Before that, however, we need to understand why the US matters to India.

The first and foremost reason is international trade. The importance of international trade for a country’s economy needs no explanation and the US is one of the few countries with which India has a positive trade balance. For the 2006-2007 financial year, India’s overall trade balance was a negative 2687 billion rupees, while the trade balance with the US was a positive 322 billion rupees. The trade balance did reduce quite a bit for the 2007-2008 financial year, but that was mainly due to increase in aircraft purchases by the airlines in India. Also, the US accounts for about 10% of India’s total foreign trade when measured in rupees.

Another important reason is Foreign Direct Investment in India. The US currently has the third highest FDI in India. FDIs provide the much needed foreign exchange that not only provides reserves for unexpected situations, but also keeps the imports unaffected by the change in the value of the rupee.

And, of course, we have the IT and BPO sector in India that does not reflect in either the GDP or FDI statistics. These exports for the financial year 2007-2008 have been $40.4 billion out of which the US has a 61% share. This sector is estimated to provide employment to about 1.5 million people.

One of the most important reasons why a change in the US presidency matters to India is the political situation in the Indian subcontinent and the US interests in Afghanistan. Every year India pays heavily (not just money) because of terrorism and unrest that is instigated by outside forces. The big issue here is not the defense spending (which is around 2% of our GDP – the US is about 4.9% of its GDP for comparison), but the impact terrorism has on the life of the people and the economy. (Remember how terrorism in Kashmir collapsed the booming tourism industry in the late 1980s).
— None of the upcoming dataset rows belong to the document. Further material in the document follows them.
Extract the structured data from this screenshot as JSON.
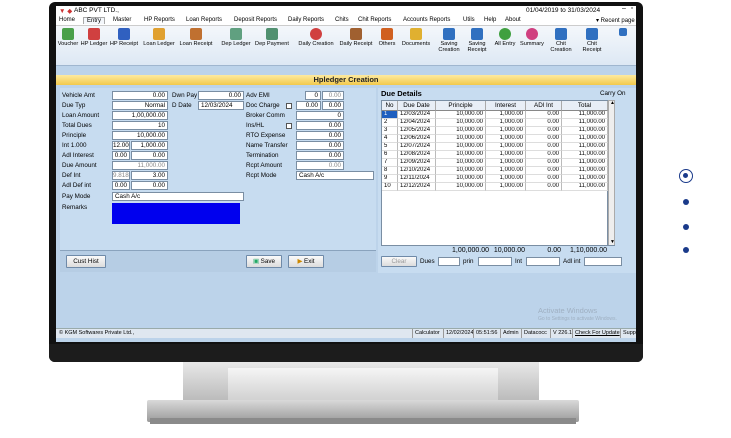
{
  "titlebar": {
    "app": "ABC PVT LTD.,",
    "period": "01/04/2019 to 31/03/2024"
  },
  "menu": [
    "Home",
    "Entry",
    "Master",
    "HP Reports",
    "Loan Reports",
    "Deposit Reports",
    "Daily Reports",
    "Chits",
    "Chit Reports",
    "Accounts Reports",
    "Utils",
    "Help",
    "About"
  ],
  "menu_right": "▾ Recent page",
  "ribbon": [
    {
      "label": "Voucher",
      "color": "#4aa04a"
    },
    {
      "label": "HP Ledger",
      "color": "#d04040"
    },
    {
      "label": "HP Receipt",
      "color": "#3060c0"
    },
    {
      "label": "Loan Ledger",
      "color": "#e0a030"
    },
    {
      "label": "Loan Receipt",
      "color": "#c07030"
    },
    {
      "label": "Dep Ledger",
      "color": "#60a080"
    },
    {
      "label": "Dep Payment",
      "color": "#509070"
    },
    {
      "label": "Daily Creation",
      "color": "#d04040"
    },
    {
      "label": "Daily Receipt",
      "color": "#a06030"
    },
    {
      "label": "Others",
      "color": "#d06020"
    },
    {
      "label": "Documents",
      "color": "#e0b030"
    },
    {
      "label": "Saving Creation",
      "color": "#3070c0"
    },
    {
      "label": "Saving Receipt",
      "color": "#3070c0"
    },
    {
      "label": "All Entry",
      "color": "#40a040"
    },
    {
      "label": "Summary",
      "color": "#d04080"
    },
    {
      "label": "Chit Creation",
      "color": "#3070c0"
    },
    {
      "label": "Chit Receipt",
      "color": "#3070c0"
    }
  ],
  "window_title": "Hpledger Creation",
  "form": {
    "vehicle_amt_label": "Vehicle Amt",
    "vehicle_amt": "0.00",
    "dwn_pay_label": "Dwn Pay",
    "dwn_pay": "0.00",
    "adv_emi_label": "Adv EMI",
    "adv_emi_n": "0",
    "adv_emi": "0.00",
    "due_typ_label": "Due Typ",
    "due_typ": "Normal",
    "d_date_label": "D Date",
    "d_date": "12/03/2024",
    "doc_charge_label": "Doc Charge",
    "doc_charge_pct": "0.00",
    "doc_charge": "0.00",
    "loan_amount_label": "Loan Amount",
    "loan_amount": "1,00,000.00",
    "broker_comm_label": "Broker Comm",
    "broker_comm": "0",
    "total_dues_label": "Total Dues",
    "total_dues": "10",
    "ins_hl_label": "Ins/HL",
    "ins_hl": "0.00",
    "principle_label": "Principle",
    "principle": "10,000.00",
    "rto_label": "RTO Expense",
    "rto": "0.00",
    "int_label": "Int  1.000",
    "int_n": "12.00",
    "int_val": "1,000.00",
    "name_transfer_label": "Name Transfer",
    "name_transfer": "0.00",
    "adl_interest_label": "Adl Interest",
    "adl_interest_a": "0.00",
    "adl_interest_b": "0.00",
    "termination_label": "Termination",
    "termination": "0.00",
    "due_amount_label": "Due Amount",
    "due_amount": "11,000.00",
    "rcpt_amount_label": "Rcpt Amount",
    "rcpt_amount": "0.00",
    "def_int_label": "Def Int",
    "def_int_a": "9.818",
    "def_int_b": "3.00",
    "rcpt_mode_label": "Rcpt Mode",
    "rcpt_mode": "Cash A/c",
    "adl_def_int_label": "Adl Def int",
    "adl_def_int_a": "0.00",
    "adl_def_int_b": "0.00",
    "pay_mode_label": "Pay Mode",
    "pay_mode": "Cash A/c",
    "remarks_label": "Remarks"
  },
  "buttons": {
    "cust_hist": "Cust Hist",
    "save": "Save",
    "exit": "Exit"
  },
  "due": {
    "title": "Due Details",
    "carry_on": "Carry On",
    "headers": [
      "No",
      "Due Date",
      "Principle",
      "Interest",
      "ADl Int",
      "Total"
    ],
    "rows": [
      [
        "1",
        "12/03/2024",
        "10,000.00",
        "1,000.00",
        "0.00",
        "11,000.00"
      ],
      [
        "2",
        "12/04/2024",
        "10,000.00",
        "1,000.00",
        "0.00",
        "11,000.00"
      ],
      [
        "3",
        "12/05/2024",
        "10,000.00",
        "1,000.00",
        "0.00",
        "11,000.00"
      ],
      [
        "4",
        "12/06/2024",
        "10,000.00",
        "1,000.00",
        "0.00",
        "11,000.00"
      ],
      [
        "5",
        "12/07/2024",
        "10,000.00",
        "1,000.00",
        "0.00",
        "11,000.00"
      ],
      [
        "6",
        "12/08/2024",
        "10,000.00",
        "1,000.00",
        "0.00",
        "11,000.00"
      ],
      [
        "7",
        "12/09/2024",
        "10,000.00",
        "1,000.00",
        "0.00",
        "11,000.00"
      ],
      [
        "8",
        "12/10/2024",
        "10,000.00",
        "1,000.00",
        "0.00",
        "11,000.00"
      ],
      [
        "9",
        "12/11/2024",
        "10,000.00",
        "1,000.00",
        "0.00",
        "11,000.00"
      ],
      [
        "10",
        "12/12/2024",
        "10,000.00",
        "1,000.00",
        "0.00",
        "11,000.00"
      ]
    ],
    "totals": [
      "1,00,000.00",
      "10,000.00",
      "0.00",
      "1,10,000.00"
    ],
    "clear": "Clear",
    "dues_label": "Dues",
    "prin_label": "prin",
    "int_label": "Int",
    "adl_int_label": "Adl int"
  },
  "watermark": {
    "line1": "Activate Windows",
    "line2": "Go to Settings to activate Windows."
  },
  "status": {
    "company": "© KGM Softwares Private Ltd.,",
    "calc": "Calculator",
    "date": "12/02/2024",
    "time": "05:51:56",
    "user": "Admin",
    "db": "Datacocc",
    "ver": "V 226.1",
    "check": "Check For Update",
    "supp": "Supp"
  }
}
Now, that we understand that the policies of the US government do matter to India, let’s look at some of Barack Obama’s expected policies.

One of the big differences between Barack Obama and John McCain was the fact that Obama propagated a bottoms-up approach to steer the US economy, while McCain supported the top-down approach. India generally benefits from a top-down approach in the US, where businesses are given incentives, which increases foreign trade. In addition, the fact that the general population is not directly provided money (or say tax breaks), they look for cheaper products, which supports imports from China and India and abets outsourcing. The top-down approach directly benefits the businesses and then trickles down to the population while a bottoms-up approach directly benefits the people and then reaches the businesses.

Apart from that, I don’t foresee a big change in US policies towards international trade with India including the Indo-US nuclear deal.

Regarding the war on terror, Obama seems to be geared towards ending the war in Iraq while continuing the hunt for terrorists in the Afghanistan-Pakistan region. In such a scenario, the US is more likely to need support of the Pakistani government, which may result in both financial and military incentives to Pakistan. Secondly, the US may try to mediate between India and Pakistan over Kashmir for a resolution so that Pakistan could focus on the western border. India prefers a bilateral improvement in its relationship with Pakistan. A continued US interest in the region may also make the extremists more determined to spread their philosophy making them more active in the region. This may increase activities like serial blasts and formation of new terror groups in India.